 Indirect Tensile Cracking Test at Intermediate Temperature (IDEAL-CT)

Figure 1. Indirect Tensile Cracking Test at Intermediate Temperature (IDEAL-CT)

Asphalt pavements need to be stiff enough to minimize rutting, but resilient enough to bend without breaking to prevent cracking. The trend over the last 20 years has been one-sided — fixing the ruts at the expense of the cracks. Many in the industry have begun to recognize the need for a “balanced approach” to developing pavement designs that will perform well in resisting both rutting and cracking.

There are seven key existing performance or index tests for asphalt cracking (see Table 1). These tests vary in complexity and cost, and as a result, the asphalt industry has not traditionally performed cracking performance tests on every project.

Hamburg Wheel Tracker (HWT) Test

Figure 2. Hamburg Wheel Tracker (HWT) Test

For rut testing, the Hamburg Wheel Tracker (HWT) test tends to be the most widely used method. However, many agencies and specifiers, including DOTs, are moving toward adopting performance-based specifications where both mix designs and daily production will need to meet certain minimums in both cracking and rutting parameters in order to be considered.

A new and promising cracking test has recently been developed by Dr. Fujie Zhou and his colleagues at the Texas A&M Transportation Institute.

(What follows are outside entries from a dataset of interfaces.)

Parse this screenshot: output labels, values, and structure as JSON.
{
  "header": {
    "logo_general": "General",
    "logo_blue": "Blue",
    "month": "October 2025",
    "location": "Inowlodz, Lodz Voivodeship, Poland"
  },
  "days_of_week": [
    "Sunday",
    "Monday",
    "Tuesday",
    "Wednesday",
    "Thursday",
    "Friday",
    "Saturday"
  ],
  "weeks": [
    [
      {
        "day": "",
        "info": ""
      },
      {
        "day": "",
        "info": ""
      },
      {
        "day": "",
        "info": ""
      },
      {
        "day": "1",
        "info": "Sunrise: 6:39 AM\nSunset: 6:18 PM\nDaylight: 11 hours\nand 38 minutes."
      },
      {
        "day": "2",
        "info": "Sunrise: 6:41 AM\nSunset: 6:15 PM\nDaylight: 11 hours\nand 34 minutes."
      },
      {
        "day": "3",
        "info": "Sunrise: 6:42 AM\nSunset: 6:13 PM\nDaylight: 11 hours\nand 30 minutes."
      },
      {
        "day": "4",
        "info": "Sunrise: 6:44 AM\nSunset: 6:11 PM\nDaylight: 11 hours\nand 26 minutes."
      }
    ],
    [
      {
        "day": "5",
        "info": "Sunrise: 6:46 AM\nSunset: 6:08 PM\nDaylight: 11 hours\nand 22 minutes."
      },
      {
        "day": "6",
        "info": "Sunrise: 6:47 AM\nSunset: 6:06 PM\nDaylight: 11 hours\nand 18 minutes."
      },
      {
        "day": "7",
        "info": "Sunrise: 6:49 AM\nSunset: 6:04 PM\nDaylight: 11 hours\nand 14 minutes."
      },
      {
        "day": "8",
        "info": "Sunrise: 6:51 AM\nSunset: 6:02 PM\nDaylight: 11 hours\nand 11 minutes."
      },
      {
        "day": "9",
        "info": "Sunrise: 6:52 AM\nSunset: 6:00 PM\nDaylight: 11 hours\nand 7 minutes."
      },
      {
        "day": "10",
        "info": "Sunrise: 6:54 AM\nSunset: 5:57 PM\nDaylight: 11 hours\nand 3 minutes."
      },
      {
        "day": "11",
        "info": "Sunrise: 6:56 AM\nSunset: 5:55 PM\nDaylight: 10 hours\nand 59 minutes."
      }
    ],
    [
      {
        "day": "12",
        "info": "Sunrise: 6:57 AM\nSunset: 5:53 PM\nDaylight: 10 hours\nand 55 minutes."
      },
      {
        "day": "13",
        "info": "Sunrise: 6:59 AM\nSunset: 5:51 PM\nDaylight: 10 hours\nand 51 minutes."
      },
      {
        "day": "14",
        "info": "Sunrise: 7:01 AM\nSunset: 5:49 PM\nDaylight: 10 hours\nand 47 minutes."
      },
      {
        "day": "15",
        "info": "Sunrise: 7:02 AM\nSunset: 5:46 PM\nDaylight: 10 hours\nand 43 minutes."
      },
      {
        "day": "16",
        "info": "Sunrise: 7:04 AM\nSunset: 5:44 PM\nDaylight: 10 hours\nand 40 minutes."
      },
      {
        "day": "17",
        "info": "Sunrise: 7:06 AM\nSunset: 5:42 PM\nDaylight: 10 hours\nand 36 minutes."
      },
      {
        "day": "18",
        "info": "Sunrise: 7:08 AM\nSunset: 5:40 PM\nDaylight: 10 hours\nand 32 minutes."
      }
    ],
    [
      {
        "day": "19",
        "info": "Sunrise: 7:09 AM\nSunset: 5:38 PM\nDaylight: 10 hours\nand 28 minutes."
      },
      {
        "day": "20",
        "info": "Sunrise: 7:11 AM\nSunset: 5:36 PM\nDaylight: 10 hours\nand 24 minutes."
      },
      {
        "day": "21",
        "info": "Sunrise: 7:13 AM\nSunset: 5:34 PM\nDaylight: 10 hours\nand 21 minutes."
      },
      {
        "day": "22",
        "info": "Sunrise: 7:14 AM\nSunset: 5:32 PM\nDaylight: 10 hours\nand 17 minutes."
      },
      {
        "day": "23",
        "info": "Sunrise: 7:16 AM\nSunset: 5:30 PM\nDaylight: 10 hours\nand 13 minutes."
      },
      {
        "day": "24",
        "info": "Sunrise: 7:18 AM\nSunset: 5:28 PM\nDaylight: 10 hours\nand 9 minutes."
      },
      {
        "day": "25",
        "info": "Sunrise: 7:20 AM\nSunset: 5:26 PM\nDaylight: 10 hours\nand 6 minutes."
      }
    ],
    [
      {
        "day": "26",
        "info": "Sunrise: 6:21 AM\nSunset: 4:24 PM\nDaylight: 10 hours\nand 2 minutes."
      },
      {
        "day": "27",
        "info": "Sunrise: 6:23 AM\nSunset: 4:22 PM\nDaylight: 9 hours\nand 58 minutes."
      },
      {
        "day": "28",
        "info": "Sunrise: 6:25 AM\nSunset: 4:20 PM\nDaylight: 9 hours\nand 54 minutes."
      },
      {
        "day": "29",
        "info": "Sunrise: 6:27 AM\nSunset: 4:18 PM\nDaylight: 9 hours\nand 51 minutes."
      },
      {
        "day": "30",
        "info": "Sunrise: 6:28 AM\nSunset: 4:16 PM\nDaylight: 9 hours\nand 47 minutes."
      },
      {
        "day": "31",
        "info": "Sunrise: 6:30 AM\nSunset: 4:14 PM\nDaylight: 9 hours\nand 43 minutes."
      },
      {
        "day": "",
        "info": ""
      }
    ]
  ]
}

The Indirect Tensile Cracking Test at Intermediate Temperature (IDEAL-CT) is a reduced cost method that provides consistent results to predict field performance in cracking. This test, along with HWT, can be used daily to ensure that asphalt mixes meet both rutting and cracking performance criteria in a balanced manner.

For example, tests utilizing the HWT and IDEAL-CT methods on ACE XP asphalt mixes can be seen in Figures 1 & 2. The results compare mixes with and without ACE XP and show clear performance advantages with ACE XP in both rutting and cracking sample results.

Bottom line: In balanced performance testing, ACE XP Polymer Fiber yields an improvement of 30% to 50% in both rutting and cracking performance. To learn more about ACE XP or how to achieve a balanced approach to testing using the IDEAL-CT method, contact us.

Asphalt crack testing

Fig. 1 - Hamburg Wheel Tracker (HWT) Test Example:

Fig. 1 – Hamburg Wheel Tracker (HWT) Test Example

 

IDEAL-CT Crack Test

Fig. 2 – IDEAL-CT Crack Test Example:

ACE XP Polymer Fiber adds strength to asphalt pavement in all directions. PROVEN IN THE FIELD. DOWNLOAD THE TEST RESULTS.